Ayoob told me that there was a contradiction involved in being armed in a modern society like ours. “You carry a gun so that you won’t be a victim. But you have to be the victim. A scenario: The perpetrator is lying in a pool of blood. You are standing there with your gun. You are now looking remarkably like a perpetrator. We don’t have a category for heroic armed citizens. We have victims and perpetrators. If you successfully defend yourself, you still have to make sure you that you are the victim.”
When we are armed, he notes, we don’t have the same choices that an unarmed citizen has. “People ask me if they should carry their guns in bad neighborhoods or wherever. Well, if you think you are going to need a gun there, you shouldn’t be going there anyway. You’ve got a dangerous bar, full of drunken a-holes. Ask yourself: why do I want to be there in the first place?”
Being on that jury, and following the Stiffler trial and others like it, has made me realize the responsibility of being armed in a way I never have before. The responsibility is huge, larger than I had imagined, and the penalties for being wrong are extremely high.

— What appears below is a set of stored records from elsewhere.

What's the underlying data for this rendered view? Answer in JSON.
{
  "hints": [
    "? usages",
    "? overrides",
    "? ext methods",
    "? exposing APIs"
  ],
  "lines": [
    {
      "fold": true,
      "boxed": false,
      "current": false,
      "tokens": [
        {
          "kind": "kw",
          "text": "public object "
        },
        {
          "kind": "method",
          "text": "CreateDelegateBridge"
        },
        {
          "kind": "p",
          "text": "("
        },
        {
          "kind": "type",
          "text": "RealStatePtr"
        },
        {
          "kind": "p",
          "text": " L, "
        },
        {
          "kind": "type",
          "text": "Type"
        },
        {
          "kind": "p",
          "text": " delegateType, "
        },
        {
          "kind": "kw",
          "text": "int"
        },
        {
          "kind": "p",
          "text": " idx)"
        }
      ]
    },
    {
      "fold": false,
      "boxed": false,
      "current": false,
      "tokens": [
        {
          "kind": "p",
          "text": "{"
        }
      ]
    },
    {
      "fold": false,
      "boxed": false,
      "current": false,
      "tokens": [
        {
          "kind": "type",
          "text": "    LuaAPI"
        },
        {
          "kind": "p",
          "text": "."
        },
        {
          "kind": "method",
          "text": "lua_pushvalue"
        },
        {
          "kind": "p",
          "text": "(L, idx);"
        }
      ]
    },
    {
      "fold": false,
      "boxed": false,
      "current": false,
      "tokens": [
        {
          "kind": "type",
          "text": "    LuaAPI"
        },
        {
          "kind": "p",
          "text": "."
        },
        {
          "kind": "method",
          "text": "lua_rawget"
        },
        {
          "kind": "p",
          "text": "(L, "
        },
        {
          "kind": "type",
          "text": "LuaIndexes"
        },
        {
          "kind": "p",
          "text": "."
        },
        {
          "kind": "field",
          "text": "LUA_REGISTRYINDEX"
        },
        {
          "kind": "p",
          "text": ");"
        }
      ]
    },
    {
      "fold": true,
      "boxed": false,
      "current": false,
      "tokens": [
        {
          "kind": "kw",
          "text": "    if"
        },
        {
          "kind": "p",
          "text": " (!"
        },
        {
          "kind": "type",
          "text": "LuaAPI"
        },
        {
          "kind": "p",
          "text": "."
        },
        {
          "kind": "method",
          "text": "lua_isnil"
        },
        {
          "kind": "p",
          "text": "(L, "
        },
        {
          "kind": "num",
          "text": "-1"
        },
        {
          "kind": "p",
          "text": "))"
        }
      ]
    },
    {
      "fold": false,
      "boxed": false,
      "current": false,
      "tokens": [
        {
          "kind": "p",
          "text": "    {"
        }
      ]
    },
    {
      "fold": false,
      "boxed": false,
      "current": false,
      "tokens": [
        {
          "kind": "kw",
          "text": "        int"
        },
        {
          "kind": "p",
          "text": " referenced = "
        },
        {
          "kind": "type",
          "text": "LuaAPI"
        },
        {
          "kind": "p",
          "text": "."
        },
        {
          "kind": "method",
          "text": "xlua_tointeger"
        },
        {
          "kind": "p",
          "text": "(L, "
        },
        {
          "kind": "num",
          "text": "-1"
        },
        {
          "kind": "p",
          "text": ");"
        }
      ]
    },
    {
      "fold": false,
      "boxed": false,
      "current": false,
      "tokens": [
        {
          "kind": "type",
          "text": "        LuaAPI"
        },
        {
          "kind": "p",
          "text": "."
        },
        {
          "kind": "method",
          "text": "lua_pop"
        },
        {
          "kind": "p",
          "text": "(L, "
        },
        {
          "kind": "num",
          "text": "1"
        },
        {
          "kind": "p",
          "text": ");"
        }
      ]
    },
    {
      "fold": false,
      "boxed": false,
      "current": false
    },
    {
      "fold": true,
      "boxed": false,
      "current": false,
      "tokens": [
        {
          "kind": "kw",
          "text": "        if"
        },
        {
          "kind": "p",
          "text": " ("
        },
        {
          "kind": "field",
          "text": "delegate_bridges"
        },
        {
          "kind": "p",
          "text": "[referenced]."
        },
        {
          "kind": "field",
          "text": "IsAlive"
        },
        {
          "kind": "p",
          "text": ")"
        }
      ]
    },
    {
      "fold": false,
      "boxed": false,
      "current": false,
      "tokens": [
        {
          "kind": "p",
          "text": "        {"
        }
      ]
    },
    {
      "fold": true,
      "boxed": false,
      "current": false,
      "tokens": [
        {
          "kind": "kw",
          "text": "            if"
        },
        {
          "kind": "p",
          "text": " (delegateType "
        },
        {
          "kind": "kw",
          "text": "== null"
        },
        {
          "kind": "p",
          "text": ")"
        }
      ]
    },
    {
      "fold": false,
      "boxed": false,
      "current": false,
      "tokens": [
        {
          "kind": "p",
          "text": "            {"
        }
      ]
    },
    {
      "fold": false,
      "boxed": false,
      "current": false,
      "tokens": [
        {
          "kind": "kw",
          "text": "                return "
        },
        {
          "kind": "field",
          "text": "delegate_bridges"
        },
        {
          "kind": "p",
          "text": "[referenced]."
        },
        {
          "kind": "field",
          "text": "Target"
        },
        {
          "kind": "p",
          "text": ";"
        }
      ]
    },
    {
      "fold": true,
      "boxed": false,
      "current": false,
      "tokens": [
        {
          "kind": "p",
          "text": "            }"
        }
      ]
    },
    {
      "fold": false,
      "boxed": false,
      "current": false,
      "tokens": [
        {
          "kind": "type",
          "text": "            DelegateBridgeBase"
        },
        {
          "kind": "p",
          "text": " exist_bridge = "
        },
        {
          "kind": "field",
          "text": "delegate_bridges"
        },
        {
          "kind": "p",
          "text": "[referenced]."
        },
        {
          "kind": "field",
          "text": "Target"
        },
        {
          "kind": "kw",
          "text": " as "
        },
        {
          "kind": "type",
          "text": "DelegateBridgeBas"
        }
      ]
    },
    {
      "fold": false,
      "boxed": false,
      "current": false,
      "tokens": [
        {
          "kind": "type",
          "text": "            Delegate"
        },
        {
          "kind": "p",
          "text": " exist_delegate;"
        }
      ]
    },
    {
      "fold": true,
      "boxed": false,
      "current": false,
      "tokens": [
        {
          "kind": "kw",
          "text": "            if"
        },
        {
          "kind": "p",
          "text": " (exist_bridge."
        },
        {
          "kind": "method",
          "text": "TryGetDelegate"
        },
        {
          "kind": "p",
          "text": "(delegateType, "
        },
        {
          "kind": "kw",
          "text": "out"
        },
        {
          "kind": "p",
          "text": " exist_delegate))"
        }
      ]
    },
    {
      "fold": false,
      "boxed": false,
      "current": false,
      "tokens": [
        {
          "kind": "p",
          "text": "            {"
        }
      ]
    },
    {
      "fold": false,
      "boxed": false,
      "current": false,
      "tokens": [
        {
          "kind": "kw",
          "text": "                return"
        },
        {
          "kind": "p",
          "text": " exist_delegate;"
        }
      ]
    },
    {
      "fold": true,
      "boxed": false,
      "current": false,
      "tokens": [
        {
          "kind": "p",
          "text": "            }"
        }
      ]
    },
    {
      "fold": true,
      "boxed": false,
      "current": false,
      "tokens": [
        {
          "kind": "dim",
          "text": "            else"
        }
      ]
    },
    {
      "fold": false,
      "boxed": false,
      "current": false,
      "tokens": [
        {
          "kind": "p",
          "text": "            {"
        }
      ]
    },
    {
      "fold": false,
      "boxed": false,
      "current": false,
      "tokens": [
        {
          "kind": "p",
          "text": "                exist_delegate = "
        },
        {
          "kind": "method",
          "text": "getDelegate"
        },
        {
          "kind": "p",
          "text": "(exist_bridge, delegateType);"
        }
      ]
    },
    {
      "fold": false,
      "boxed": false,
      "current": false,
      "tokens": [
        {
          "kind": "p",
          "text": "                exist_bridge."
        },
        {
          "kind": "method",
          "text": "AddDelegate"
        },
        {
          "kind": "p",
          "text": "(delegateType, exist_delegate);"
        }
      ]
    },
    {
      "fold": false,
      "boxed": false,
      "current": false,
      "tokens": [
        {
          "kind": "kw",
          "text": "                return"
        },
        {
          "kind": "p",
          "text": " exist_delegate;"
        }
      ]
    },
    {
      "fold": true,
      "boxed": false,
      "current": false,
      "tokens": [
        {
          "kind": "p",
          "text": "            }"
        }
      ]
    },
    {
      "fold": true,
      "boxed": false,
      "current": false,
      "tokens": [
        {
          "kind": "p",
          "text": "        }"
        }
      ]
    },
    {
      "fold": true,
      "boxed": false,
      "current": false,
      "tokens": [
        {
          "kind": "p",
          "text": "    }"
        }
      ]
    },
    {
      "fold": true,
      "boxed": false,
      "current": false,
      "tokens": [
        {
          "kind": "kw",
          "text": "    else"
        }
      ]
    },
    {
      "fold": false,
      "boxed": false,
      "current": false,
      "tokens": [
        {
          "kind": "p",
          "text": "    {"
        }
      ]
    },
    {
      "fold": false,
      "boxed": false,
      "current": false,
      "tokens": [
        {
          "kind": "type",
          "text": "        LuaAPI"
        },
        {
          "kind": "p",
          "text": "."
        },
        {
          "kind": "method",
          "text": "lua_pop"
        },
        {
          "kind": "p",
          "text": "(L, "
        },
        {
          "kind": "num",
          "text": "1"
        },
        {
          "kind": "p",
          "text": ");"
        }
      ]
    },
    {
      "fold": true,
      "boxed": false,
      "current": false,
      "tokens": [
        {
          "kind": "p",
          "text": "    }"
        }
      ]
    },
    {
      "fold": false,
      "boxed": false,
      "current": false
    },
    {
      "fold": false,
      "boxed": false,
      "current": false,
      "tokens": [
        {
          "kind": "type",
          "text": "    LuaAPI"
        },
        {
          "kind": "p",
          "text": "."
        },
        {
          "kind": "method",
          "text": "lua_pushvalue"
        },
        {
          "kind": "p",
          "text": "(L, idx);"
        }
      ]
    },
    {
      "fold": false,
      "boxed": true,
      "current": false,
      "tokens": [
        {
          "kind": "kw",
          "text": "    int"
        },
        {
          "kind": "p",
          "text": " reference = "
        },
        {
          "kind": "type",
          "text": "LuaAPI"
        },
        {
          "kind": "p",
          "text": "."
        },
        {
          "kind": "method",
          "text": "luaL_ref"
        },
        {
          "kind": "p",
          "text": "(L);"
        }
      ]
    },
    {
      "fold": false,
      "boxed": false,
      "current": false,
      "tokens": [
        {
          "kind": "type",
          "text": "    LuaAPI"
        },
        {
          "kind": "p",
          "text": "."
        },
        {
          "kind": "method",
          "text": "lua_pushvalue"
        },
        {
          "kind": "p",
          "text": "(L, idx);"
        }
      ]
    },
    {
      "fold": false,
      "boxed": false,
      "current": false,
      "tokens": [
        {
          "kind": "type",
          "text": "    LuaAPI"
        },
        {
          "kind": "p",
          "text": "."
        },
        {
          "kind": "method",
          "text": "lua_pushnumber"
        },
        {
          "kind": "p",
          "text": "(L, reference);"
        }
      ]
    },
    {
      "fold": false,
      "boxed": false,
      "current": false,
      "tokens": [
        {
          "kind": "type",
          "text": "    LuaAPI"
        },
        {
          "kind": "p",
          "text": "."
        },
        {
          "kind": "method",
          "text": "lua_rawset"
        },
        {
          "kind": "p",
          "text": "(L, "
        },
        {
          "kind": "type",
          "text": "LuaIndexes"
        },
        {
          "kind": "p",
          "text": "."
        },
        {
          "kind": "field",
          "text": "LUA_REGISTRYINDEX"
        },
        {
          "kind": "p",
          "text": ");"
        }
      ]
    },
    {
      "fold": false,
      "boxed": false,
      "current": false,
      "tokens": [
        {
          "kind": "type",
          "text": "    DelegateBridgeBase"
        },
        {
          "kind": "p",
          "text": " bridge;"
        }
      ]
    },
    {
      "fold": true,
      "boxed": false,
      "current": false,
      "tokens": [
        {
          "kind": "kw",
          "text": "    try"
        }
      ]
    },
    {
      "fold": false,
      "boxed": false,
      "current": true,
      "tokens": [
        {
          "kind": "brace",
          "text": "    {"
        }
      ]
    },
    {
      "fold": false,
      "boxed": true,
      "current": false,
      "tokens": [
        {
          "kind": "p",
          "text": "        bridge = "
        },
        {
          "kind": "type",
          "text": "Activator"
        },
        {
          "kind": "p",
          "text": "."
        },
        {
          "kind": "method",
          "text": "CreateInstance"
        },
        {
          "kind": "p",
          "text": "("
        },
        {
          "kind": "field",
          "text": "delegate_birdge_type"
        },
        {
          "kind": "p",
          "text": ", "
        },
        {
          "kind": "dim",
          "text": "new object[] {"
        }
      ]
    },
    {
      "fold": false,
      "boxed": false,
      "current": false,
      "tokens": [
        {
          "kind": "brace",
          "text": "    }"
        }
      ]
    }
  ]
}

Finally, I want to say that my father was right. The American jury system—as ham-handed, blunt and imprecise as it can seem—is one of the best efforts at achieving justice in the long and patchwork history of human beings who seek to govern themselves and gain relief from what the 17th Century English philosopher Thomas Hobbes called “the war of all against all.” Left-leaning Americans constantly attack our natural rights to self-defense as defined by law in the Castle Doctrine, and the Stand your Ground Law, without ever acknowledging that those concepts are crucial to protecting human freedom and dignity and safety. The American jury system is the best vehicle for determining whether a defendant acted within the confines of those laws, and our case with Joe Campbell, to me, was a prime example. Our jury hung, because the charge of deliberate homicide—a very specific act of ruthless violence—did not irrefutably fit any of the scenarios we were presented. What happened was that one man took another’s life in an exchange of angers and passions that could easily have been avoided.
After our jury was hopelessly hung, the state, eager to avoid another costly trial, came back with an offer of negligent homicide. That charge did indeed fit any number of the scenarios presented at the trial. In our failure to reach a judgment, we succeeded.